### Data listing
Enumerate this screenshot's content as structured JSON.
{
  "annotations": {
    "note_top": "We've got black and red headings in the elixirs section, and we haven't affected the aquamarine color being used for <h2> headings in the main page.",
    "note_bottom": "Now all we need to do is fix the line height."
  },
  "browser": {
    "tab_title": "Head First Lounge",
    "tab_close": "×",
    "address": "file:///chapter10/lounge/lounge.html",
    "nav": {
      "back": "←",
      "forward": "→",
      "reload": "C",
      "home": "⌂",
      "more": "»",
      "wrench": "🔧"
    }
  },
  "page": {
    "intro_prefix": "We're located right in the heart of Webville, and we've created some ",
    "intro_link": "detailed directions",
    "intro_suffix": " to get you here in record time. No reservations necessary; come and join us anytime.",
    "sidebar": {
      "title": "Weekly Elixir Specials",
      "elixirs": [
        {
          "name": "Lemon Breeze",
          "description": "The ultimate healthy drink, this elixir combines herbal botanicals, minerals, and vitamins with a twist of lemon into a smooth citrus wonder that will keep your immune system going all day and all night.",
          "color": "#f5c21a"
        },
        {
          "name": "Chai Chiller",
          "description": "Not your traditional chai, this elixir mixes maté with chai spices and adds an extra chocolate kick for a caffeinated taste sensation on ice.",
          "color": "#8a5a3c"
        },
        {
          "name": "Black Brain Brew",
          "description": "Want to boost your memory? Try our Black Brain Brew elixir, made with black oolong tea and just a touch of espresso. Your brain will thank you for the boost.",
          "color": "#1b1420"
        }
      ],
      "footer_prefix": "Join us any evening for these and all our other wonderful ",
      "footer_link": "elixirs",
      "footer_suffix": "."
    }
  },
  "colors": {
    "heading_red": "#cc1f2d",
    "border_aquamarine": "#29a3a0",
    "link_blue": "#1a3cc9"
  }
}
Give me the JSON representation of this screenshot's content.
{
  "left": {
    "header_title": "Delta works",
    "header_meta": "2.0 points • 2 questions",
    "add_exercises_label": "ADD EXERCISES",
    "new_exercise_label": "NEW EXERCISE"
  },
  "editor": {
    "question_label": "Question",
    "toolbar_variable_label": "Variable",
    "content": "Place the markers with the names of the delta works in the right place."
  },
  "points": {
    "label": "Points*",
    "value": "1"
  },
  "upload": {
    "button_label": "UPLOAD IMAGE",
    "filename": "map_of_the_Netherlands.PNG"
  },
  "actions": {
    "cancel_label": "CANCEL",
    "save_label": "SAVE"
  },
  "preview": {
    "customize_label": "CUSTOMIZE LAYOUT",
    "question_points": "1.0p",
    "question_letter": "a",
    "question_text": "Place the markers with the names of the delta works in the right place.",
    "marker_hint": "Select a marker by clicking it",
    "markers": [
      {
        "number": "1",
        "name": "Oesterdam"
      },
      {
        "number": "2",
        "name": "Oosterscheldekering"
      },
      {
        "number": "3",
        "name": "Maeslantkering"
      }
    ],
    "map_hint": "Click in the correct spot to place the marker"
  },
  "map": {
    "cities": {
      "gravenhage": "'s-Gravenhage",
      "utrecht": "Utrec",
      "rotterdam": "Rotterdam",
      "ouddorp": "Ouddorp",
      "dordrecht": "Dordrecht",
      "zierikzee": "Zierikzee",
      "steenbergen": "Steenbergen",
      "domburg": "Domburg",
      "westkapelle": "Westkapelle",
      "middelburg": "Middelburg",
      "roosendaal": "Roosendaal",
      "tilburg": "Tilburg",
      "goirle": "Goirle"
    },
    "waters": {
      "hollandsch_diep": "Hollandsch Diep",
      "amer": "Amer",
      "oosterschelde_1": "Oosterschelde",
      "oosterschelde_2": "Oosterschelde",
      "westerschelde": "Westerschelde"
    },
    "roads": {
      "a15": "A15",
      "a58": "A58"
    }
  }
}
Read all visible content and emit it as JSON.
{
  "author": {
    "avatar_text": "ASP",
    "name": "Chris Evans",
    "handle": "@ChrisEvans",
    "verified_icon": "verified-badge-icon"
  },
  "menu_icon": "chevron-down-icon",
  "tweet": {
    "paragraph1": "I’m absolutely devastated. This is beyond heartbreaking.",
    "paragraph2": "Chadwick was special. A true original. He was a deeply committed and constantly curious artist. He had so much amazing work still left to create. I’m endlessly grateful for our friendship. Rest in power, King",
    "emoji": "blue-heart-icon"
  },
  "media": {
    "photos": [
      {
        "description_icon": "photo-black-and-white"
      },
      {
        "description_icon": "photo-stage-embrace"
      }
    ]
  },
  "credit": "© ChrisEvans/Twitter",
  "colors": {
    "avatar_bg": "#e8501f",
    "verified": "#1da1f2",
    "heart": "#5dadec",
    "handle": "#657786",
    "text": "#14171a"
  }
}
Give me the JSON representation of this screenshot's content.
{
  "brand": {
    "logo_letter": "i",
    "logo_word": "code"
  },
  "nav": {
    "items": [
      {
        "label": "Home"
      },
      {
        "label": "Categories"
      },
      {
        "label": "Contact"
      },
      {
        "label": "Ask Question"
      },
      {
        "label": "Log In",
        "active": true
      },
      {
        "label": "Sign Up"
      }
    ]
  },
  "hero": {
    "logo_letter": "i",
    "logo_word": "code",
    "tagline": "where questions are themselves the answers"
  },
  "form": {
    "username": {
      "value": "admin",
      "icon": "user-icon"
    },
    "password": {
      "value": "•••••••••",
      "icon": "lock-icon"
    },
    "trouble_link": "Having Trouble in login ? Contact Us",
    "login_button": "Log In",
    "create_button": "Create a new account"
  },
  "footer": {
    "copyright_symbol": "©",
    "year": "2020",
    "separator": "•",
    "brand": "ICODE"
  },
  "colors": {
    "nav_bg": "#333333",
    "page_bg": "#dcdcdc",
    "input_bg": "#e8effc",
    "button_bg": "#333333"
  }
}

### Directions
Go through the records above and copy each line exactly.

### Solution to this exercise
Enumerate this screenshot's content as structured JSON.
{
  "annotations": {
    "note_top": "We've got black and red headings in the elixirs section, and we haven't affected the aquamarine color being used for <h2> headings in the main page.",
    "note_bottom": "Now all we need to do is fix the line height."
  },
  "browser": {
    "tab_title": "Head First Lounge",
    "tab_close": "×",
    "address": "file:///chapter10/lounge/lounge.html",
    "nav": {
      "back": "←",
      "forward": "→",
      "reload": "C",
      "home": "⌂",
      "more": "»",
      "wrench": "🔧"
    }
  },
  "page": {
    "intro_prefix": "We're located right in the heart of Webville, and we've created some ",
    "intro_link": "detailed directions",
    "intro_suffix": " to get you here in record time. No reservations necessary; come and join us anytime.",
    "sidebar": {
      "title": "Weekly Elixir Specials",
      "elixirs": [
        {
          "name": "Lemon Breeze",
          "description": "The ultimate healthy drink, this elixir combines herbal botanicals, minerals, and vitamins with a twist of lemon into a smooth citrus wonder that will keep your immune system going all day and all night.",
          "color": "#f5c21a"
        },
        {
          "name": "Chai Chiller",
          "description": "Not your traditional chai, this elixir mixes maté with chai spices and adds an extra chocolate kick for a caffeinated taste sensation on ice.",
          "color": "#8a5a3c"
        },
        {
          "name": "Black Brain Brew",
          "description": "Want to boost your memory? Try our Black Brain Brew elixir, made with black oolong tea and just a touch of espresso. Your brain will thank you for the boost.",
          "color": "#1b1420"
        }
      ],
      "footer_prefix": "Join us any evening for these and all our other wonderful ",
      "footer_link": "elixirs",
      "footer_suffix": "."
    }
  },
  "colors": {
    "heading_red": "#cc1f2d",
    "border_aquamarine": "#29a3a0",
    "link_blue": "#1a3cc9"
  }
}
Give me the JSON representation of this screenshot's content.
{
  "left": {
    "header_title": "Delta works",
    "header_meta": "2.0 points • 2 questions",
    "add_exercises_label": "ADD EXERCISES",
    "new_exercise_label": "NEW EXERCISE"
  },
  "editor": {
    "question_label": "Question",
    "toolbar_variable_label": "Variable",
    "content": "Place the markers with the names of the delta works in the right place."
  },
  "points": {
    "label": "Points*",
    "value": "1"
  },
  "upload": {
    "button_label": "UPLOAD IMAGE",
    "filename": "map_of_the_Netherlands.PNG"
  },
  "actions": {
    "cancel_label": "CANCEL",
    "save_label": "SAVE"
  },
  "preview": {
    "customize_label": "CUSTOMIZE LAYOUT",
    "question_points": "1.0p",
    "question_letter": "a",
    "question_text": "Place the markers with the names of the delta works in the right place.",
    "marker_hint": "Select a marker by clicking it",
    "markers": [
      {
        "number": "1",
        "name": "Oesterdam"
      },
      {
        "number": "2",
        "name": "Oosterscheldekering"
      },
      {
        "number": "3",
        "name": "Maeslantkering"
      }
    ],
    "map_hint": "Click in the correct spot to place the marker"
  },
  "map": {
    "cities": {
      "gravenhage": "'s-Gravenhage",
      "utrecht": "Utrec",
      "rotterdam": "Rotterdam",
      "ouddorp": "Ouddorp",
      "dordrecht": "Dordrecht",
      "zierikzee": "Zierikzee",
      "steenbergen": "Steenbergen",
      "domburg": "Domburg",
      "westkapelle": "Westkapelle",
      "middelburg": "Middelburg",
      "roosendaal": "Roosendaal",
      "tilburg": "Tilburg",
      "goirle": "Goirle"
    },
    "waters": {
      "hollandsch_diep": "Hollandsch Diep",
      "amer": "Amer",
      "oosterschelde_1": "Oosterschelde",
      "oosterschelde_2": "Oosterschelde",
      "westerschelde": "Westerschelde"
    },
    "roads": {
      "a15": "A15",
      "a58": "A58"
    }
  }
}
Read all visible content and emit it as JSON.
{
  "author": {
    "avatar_text": "ASP",
    "name": "Chris Evans",
    "handle": "@ChrisEvans",
    "verified_icon": "verified-badge-icon"
  },
  "menu_icon": "chevron-down-icon",
  "tweet": {
    "paragraph1": "I’m absolutely devastated. This is beyond heartbreaking.",
    "paragraph2": "Chadwick was special. A true original. He was a deeply committed and constantly curious artist. He had so much amazing work still left to create. I’m endlessly grateful for our friendship. Rest in power, King",
    "emoji": "blue-heart-icon"
  },
  "media": {
    "photos": [
      {
        "description_icon": "photo-black-and-white"
      },
      {
        "description_icon": "photo-stage-embrace"
      }
    ]
  },
  "credit": "© ChrisEvans/Twitter",
  "colors": {
    "avatar_bg": "#e8501f",
    "verified": "#1da1f2",
    "heart": "#5dadec",
    "handle": "#657786",
    "text": "#14171a"
  }
}
Give me the JSON representation of this screenshot's content.
{
  "brand": {
    "logo_letter": "i",
    "logo_word": "code"
  },
  "nav": {
    "items": [
      {
        "label": "Home"
      },
      {
        "label": "Categories"
      },
      {
        "label": "Contact"
      },
      {
        "label": "Ask Question"
      },
      {
        "label": "Log In",
        "active": true
      },
      {
        "label": "Sign Up"
      }
    ]
  },
  "hero": {
    "logo_letter": "i",
    "logo_word": "code",
    "tagline": "where questions are themselves the answers"
  },
  "form": {
    "username": {
      "value": "admin",
      "icon": "user-icon"
    },
    "password": {
      "value": "•••••••••",
      "icon": "lock-icon"
    },
    "trouble_link": "Having Trouble in login ? Contact Us",
    "login_button": "Log In",
    "create_button": "Create a new account"
  },
  "footer": {
    "copyright_symbol": "©",
    "year": "2020",
    "separator": "•",
    "brand": "ICODE"
  },
  "colors": {
    "nav_bg": "#333333",
    "page_bg": "#dcdcdc",
    "input_bg": "#e8effc",
    "button_bg": "#333333"
  }
}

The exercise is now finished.